In pondering the future of funding for roads, state governments have two primary goals: sustainability and fairness.
With that in mind, Washington is undertaking a bit of an experiment. State officials are seeking 2,000 volunteers for a pilot program to test the effectiveness of having drivers pay taxes based upon miles driven instead of the traditional measure of gasoline purchased. The 12-month experiment, scheduled to begin next year, is a harbinger for vast changes in how states collect money for the construction and maintenance of roads — changes that quickly are becoming necessary.
For decades, the primary method of transportation funding has been through a gas tax. In Washington, the rate is 49.4 cents per gallon — the second-highest in the nation behind Pennsylvania. Now, before you start complaining about how the state is over-taxing residents, keep in mind that Washington does not have an income tax — and that money for paving and building roads must come from someplace. Roads, which are necessary for a thriving economy and a high quality of life for residents, do not come cheap.
The gas-tax method of raising money is losing its sustainability, thanks to fuel-efficient vehicles and the growing popularity of electric cars. A state study a few years ago estimated that between 2018 and 2040, gas-tax revenue in Washington will drop 10 percent despite a growing population and an increase in miles driven. Other studies have predicted an even sharper decline.
The gas tax also is losing ground in terms of fairness. As drivers of electric cars avoid contributing to gas-tax revenue, they continue to add to the wear and tear on roads. If somebody drives a Tesla, they are admirably working to reduce carbon emissions, but they still should help pay for the roads they use.
A per-mile tax would address both sustainability and fairness, and Washington is wise to study that possibility. Participants in the pilot program will have four options for reporting mileage, ranging from odometer readings to using high-tech measurements through GPS or smartphone apps. In this regard, Washington is following the lead of several other states that have recognized the need to wean themselves off of gas taxes. Oregon started a pilot program in 2012, with up to 5,000 volunteers paying 1.5 cents per mile in lieu of the state gas tax; next year, a three-month test will take place along the Interstate 95 corridor in Pennsylvania and Delaware.
While a mileage tax is the wave of the future, there are some roadblocks. Critics worry about privacy issues involved with having the state track miles driven and, perhaps, where drivers are going. And the issue of out-of-state visitors using Washington roads but not helping to pay for them presents a conundrum if the state unilaterally adopts a per-mile tax.
Eventually, the solution will be a nationwide mileage tax to replace both state and federal gas taxes. The federal tax of 18.4 cents per gallon has remained unchanged since 1993 and has lost much of its purchasing power for supporting interstate highways and bridges. Only through a national mileage tax will the issues of sustainability and fairness be effectively addressed at both the state and federal levels.

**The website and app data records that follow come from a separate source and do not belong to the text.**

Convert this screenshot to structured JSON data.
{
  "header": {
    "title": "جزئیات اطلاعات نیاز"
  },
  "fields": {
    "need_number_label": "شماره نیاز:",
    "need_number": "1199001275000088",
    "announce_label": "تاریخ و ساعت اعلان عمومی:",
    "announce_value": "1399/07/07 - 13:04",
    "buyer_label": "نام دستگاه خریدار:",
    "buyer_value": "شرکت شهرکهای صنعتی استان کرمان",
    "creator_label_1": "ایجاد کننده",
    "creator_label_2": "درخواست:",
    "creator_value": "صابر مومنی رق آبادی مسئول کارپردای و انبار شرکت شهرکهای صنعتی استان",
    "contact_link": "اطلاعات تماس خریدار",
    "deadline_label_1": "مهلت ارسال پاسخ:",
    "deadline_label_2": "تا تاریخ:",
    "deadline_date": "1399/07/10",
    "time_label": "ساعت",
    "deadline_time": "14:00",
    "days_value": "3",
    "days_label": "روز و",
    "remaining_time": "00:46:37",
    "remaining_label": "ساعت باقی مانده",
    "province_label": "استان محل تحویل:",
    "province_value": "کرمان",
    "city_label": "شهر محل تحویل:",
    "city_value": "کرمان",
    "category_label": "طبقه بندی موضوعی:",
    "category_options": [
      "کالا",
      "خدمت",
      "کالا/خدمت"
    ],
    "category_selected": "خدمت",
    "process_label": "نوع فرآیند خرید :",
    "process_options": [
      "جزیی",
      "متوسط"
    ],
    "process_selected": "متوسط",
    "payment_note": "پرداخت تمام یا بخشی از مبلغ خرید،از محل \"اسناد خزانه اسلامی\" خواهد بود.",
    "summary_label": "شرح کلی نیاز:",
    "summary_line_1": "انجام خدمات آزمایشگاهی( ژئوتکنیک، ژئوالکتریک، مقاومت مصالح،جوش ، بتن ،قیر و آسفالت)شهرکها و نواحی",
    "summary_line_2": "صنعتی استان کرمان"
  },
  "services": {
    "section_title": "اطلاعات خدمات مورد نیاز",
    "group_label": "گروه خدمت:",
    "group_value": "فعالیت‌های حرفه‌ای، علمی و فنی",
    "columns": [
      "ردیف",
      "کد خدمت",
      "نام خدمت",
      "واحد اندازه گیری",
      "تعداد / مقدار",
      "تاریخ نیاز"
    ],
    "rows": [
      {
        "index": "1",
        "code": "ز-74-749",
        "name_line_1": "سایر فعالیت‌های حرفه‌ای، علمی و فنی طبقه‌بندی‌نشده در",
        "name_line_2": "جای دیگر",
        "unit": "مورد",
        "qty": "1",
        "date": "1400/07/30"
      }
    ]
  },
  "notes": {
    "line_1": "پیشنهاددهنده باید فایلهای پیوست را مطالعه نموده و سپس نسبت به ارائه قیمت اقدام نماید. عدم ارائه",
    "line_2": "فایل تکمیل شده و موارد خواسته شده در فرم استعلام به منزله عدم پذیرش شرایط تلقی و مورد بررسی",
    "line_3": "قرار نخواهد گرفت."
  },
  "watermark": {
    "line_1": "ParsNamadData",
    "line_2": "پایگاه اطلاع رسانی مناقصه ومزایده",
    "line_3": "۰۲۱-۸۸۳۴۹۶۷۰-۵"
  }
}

In the meantime, Washington’s pilot program will provide data for assessing the most effective way to replace the gas tax that quickly is becoming obsolete. The experiment will be instructive as states prepare for the future of transportation funding.